Summer is almost here and I’m more than ready to ditch all the winter blues and soak up the sun, sea and lazy days. So I pull out my beach bag from the bottom of my closet for a recon: flip flops? Check. Sun hat? Check. Sunscreen? Got it. Wip? Oh, yeah, plus lots of colored pens to highlight the various phases of my new story, Book Two of The Amazing Erica series. Kindle? You need to even ask? Plus look at my gorgeous beach towel. But there is one, horrible thing missing…
A primal fear grips my throat all of a sudden, and I can’t understand why. All is well. School is almost over and soon I’ll have plenty of time to write. So what the heck is up?
And then I remember. I have to buy a swimsuit. Not because I’m one of those bikini (ha!) buffs who not only have a swimsuit for every day of the week, but also for every moment of the day, but because the one I bought three years ago at Tesco’s has had it. The elastic (which at the best of times are put to hard work) has now given up and collapsed- can you blame the poor thing?
I look in the mirror and sigh as I catch sight of my thighs. Too many chocolate chip cookies and too much pasta al pesto. And not enough walking, even if the beach is a one-minute drive away and I can see the waves from all my windows.
So here we are- yet again, with the roly-poly body of a writer that was never meant to be an athlete and who would rather spend time pounding out stories than, say, the grounds of a tennis court.
In the privacy of my bedroom my thighs are, yes, big, but it doesn’t matter. I love me, my husband loves me and my friends don’t judge me by my jeans size.
But out there, in the cruel changing rooms of any place that’ll have my size (usually a UK store) I have to face the facts- or rather, the mirror which I always tell myself comes from a circus, and I really don’t look like that.
After I fight my way into a swimsuit, naturally a one-piece, (the bust area has strong support, so that’s a plus) I inspect my reflection to check for damages. I can see last winter’s Nutella sandwiches in the not-so-cute dimples on my thighs. But I can also thank a year of eating fruit (among other things such as chocolate cereal) for the quality of my skin.
But… the year before I had lost sixteen kilos by eating mixed salads of all kinds and proteins every day for six months. No desserts, no fried stuff, no sauces. And I felt great! I had never looked better. I’d wake up in the morning thinking, ‘Hey, not only do I not feel lethargic- I actually feel great!’
Never mind that it didn’t last more than six months- until I got my first whiff of fresh summer ice cream- but at least I proved to myself that it could be done. And for the sake of feeling great, I’ll probably do it again- maybe a little less harsh and restrictive (you try to live through a Sicilian summer without gelato, lemon slush or Saturday evening pizzas at a seaside restaurant), but keeping an eye on my health.

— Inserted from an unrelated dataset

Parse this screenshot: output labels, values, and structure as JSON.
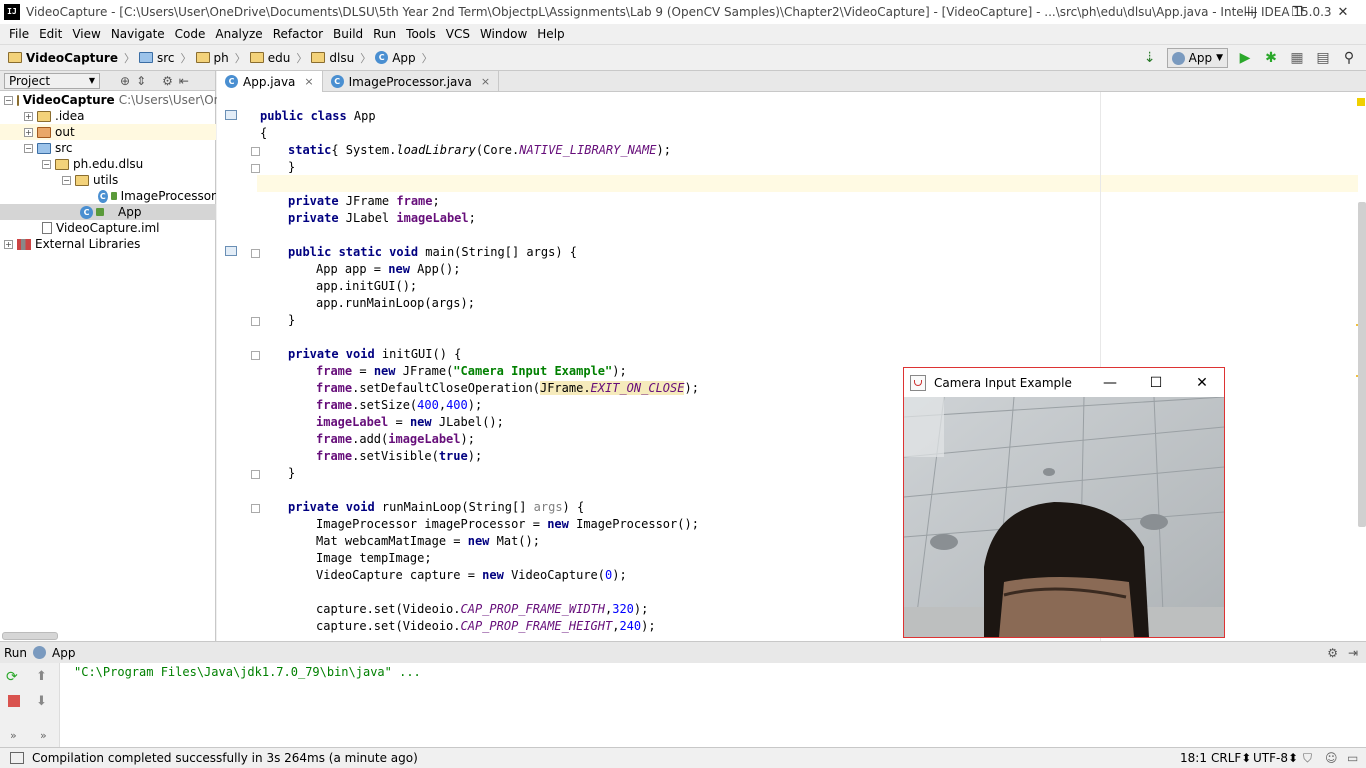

As soon as this school year is over and I’m relaxed, I’ll do it. And even if I don’t fare very well, I’ll always have the sea to swim in and lose some of that flab and tone my muscles. Plus don’t underestimate the positive effects of breathing sea air with nothing on your mind for two months!
All in all, we should feel good about ourselves no matter how many commercials show big girls frowning, trying to squeeze into tiny bikinis. No matter how many narrow-waisted, skinny-legged women traipse across our TV screens. Those girls aren’t real, anyway.
Only you are, with your lovely curves and round shoulders. No one is like you. So walk down that beach to your favorite spot and plunk down your stuff with utter confidence. You have a whole holiday ahead of you. And you sure as hell deserve it. So celebrate yourself, celebrate the summer with the joy of being you. Because, unfortunately for them, no one else will ever be quite like you.